> TASK:
Please show every line from the entries that carries the word "note".

Dataset rows describing interfaces
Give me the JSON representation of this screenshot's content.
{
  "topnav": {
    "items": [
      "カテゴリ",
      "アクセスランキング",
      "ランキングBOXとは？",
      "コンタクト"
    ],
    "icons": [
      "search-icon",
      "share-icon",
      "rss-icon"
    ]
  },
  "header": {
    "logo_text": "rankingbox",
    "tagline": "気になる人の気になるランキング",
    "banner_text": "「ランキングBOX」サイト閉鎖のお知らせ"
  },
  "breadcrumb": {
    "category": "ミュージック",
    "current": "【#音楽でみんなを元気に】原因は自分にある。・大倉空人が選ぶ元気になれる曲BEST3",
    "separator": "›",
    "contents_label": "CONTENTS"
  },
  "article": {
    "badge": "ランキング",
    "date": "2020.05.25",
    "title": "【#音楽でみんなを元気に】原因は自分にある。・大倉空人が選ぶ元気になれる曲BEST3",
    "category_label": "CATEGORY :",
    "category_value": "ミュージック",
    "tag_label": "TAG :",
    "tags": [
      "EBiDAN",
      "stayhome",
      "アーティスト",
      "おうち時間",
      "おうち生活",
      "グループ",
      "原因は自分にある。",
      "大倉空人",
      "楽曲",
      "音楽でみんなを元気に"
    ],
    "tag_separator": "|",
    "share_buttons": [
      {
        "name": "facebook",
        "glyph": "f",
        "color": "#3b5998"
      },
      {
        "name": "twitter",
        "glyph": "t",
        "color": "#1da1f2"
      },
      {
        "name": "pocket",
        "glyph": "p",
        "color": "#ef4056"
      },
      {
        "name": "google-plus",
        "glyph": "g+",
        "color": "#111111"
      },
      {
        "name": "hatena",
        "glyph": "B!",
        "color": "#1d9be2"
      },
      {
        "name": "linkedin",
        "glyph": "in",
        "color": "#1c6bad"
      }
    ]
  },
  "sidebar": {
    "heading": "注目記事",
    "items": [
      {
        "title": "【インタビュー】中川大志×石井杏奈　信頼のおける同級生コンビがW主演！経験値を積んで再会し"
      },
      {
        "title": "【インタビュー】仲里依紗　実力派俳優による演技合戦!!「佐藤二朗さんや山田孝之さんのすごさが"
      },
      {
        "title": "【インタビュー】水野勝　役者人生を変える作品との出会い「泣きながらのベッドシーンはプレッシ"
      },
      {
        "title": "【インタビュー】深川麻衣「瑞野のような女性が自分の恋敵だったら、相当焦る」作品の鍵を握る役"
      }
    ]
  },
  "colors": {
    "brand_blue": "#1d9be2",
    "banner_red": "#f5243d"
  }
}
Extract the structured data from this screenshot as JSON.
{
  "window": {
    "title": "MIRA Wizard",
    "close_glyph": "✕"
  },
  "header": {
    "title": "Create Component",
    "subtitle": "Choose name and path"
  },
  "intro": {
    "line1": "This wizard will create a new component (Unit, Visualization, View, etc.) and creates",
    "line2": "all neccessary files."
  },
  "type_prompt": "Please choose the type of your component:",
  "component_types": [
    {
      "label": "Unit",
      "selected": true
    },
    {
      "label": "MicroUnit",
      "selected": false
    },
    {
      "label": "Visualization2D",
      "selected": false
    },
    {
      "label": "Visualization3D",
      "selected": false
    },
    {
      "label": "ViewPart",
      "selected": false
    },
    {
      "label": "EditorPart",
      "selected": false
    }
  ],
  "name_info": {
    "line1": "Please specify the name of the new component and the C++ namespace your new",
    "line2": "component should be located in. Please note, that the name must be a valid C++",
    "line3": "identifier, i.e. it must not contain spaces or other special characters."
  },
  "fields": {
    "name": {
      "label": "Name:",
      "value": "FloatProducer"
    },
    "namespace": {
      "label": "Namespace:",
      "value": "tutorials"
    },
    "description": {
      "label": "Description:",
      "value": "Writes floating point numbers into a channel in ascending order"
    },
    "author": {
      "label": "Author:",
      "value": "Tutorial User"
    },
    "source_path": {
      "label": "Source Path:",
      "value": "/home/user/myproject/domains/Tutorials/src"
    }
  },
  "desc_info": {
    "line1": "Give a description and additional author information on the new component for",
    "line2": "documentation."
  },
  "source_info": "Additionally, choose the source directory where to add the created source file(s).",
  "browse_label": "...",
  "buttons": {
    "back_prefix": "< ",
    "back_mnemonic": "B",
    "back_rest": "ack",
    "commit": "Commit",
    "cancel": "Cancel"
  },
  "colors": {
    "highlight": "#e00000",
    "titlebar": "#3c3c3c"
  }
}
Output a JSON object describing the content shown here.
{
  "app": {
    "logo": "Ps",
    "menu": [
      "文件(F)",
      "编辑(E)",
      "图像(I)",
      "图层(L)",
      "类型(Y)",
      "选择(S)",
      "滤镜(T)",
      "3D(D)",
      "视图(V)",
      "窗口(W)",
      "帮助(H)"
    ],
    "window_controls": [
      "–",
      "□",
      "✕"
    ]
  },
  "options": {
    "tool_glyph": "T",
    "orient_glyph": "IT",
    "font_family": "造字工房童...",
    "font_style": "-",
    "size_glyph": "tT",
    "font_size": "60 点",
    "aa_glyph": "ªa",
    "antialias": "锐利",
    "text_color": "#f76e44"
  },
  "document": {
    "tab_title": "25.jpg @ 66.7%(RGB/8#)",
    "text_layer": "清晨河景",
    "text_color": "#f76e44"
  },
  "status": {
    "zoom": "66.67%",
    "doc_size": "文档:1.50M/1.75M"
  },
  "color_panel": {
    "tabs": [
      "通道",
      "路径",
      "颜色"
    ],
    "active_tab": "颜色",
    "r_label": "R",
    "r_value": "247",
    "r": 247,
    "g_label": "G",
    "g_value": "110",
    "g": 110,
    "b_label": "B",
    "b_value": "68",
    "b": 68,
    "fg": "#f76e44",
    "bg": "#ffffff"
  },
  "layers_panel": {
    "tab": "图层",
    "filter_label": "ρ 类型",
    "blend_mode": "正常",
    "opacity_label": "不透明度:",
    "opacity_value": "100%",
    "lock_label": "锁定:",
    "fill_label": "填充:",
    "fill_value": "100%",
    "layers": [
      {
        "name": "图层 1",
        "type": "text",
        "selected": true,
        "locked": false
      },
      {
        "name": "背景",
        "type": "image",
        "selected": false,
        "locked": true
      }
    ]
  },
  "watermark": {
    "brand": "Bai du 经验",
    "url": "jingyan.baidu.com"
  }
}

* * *

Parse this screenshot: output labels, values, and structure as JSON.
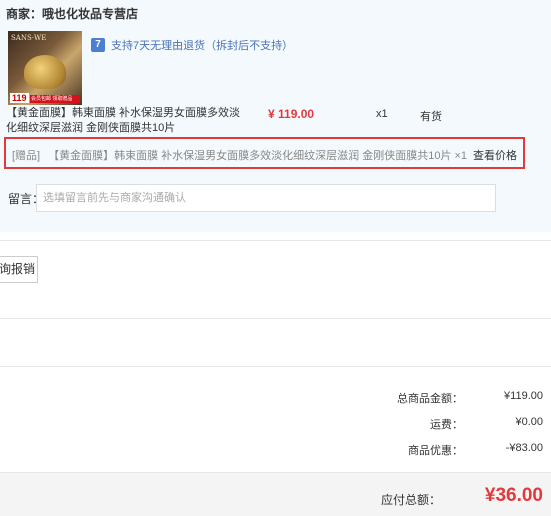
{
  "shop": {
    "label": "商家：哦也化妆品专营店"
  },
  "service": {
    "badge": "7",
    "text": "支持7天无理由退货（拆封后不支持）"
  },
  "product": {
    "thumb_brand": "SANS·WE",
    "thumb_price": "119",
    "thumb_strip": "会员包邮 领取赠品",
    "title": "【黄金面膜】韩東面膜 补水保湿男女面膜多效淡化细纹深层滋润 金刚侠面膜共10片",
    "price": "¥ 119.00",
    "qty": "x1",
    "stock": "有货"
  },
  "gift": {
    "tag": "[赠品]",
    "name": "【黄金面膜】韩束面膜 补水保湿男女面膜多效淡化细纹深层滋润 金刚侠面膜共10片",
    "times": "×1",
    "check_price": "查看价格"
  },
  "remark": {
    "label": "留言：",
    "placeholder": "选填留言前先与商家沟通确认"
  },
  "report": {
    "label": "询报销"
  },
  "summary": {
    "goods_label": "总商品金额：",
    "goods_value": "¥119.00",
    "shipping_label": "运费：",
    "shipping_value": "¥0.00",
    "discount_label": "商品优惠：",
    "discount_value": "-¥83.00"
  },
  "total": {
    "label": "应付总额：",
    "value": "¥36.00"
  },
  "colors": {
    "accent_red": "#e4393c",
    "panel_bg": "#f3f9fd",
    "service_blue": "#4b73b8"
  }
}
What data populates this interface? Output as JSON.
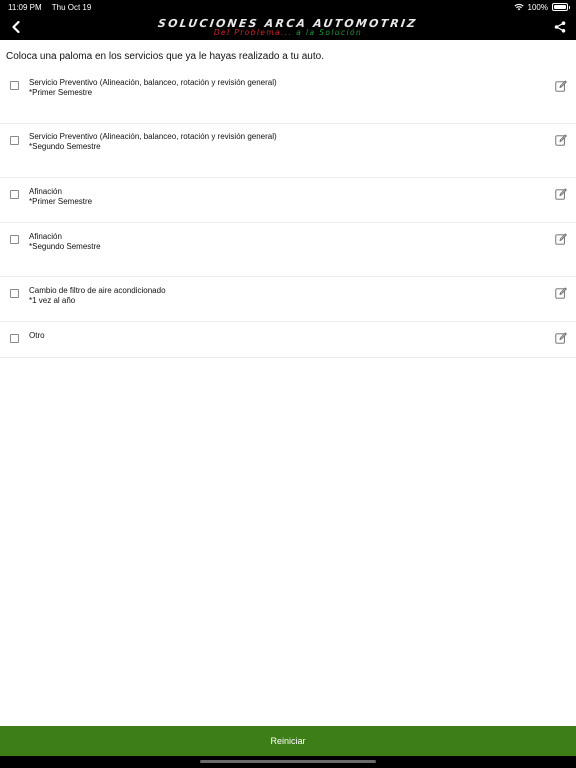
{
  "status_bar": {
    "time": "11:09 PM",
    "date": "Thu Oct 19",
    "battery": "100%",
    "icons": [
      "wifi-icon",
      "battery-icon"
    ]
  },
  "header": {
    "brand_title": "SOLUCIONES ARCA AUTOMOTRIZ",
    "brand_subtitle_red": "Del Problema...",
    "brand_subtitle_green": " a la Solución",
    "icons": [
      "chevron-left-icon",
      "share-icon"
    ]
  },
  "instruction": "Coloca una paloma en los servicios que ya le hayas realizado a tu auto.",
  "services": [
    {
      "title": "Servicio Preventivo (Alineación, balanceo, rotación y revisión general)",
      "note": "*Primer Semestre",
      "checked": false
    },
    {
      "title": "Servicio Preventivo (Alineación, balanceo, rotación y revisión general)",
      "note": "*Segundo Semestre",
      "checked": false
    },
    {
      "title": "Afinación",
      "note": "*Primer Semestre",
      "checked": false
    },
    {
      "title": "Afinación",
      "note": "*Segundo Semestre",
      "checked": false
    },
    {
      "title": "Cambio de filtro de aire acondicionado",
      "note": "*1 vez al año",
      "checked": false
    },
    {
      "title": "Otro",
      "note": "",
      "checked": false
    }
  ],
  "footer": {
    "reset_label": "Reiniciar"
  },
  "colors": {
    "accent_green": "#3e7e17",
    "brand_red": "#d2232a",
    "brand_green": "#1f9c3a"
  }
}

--

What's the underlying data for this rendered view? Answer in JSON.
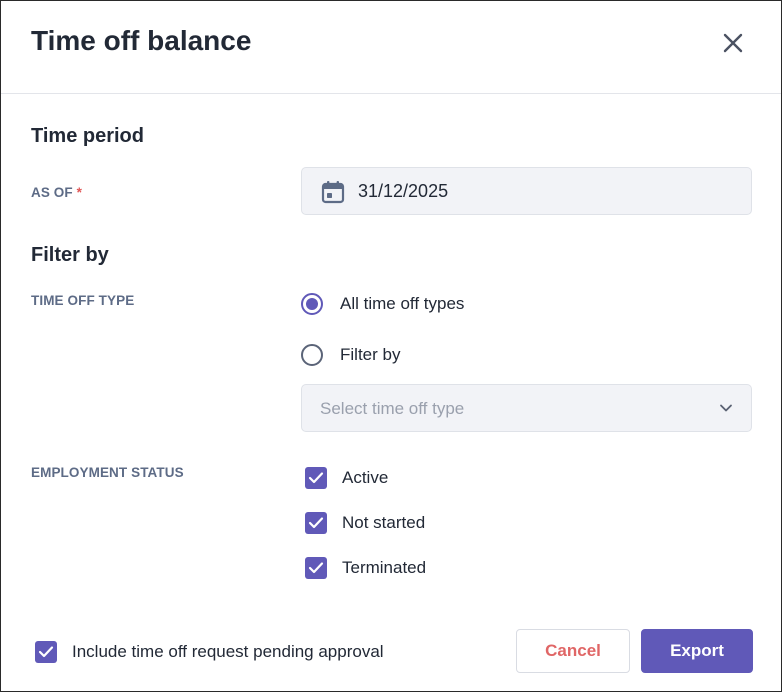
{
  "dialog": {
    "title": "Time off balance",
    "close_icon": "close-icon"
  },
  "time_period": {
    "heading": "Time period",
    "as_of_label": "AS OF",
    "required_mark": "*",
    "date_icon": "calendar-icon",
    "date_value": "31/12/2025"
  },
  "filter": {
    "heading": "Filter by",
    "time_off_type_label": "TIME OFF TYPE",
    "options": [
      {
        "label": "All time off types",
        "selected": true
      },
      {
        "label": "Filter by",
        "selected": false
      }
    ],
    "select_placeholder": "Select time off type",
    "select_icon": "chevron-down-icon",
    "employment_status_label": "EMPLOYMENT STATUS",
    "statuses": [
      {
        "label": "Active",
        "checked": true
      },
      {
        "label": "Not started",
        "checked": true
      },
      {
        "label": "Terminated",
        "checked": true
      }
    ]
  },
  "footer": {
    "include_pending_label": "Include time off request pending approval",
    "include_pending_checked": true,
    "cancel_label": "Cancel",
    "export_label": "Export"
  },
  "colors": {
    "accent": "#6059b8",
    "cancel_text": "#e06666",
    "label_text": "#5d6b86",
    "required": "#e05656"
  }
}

> SOLUTION TO THE EXERCISE:
    "line2": "component should be located in. Please note, that the name must be a valid C++",
      "note": "*Primer Semestre",
      "note": "*Segundo Semestre",
      "note": "*Primer Semestre",
      "note": "*Segundo Semestre",
      "note": "*1 vez al año",
      "note": "",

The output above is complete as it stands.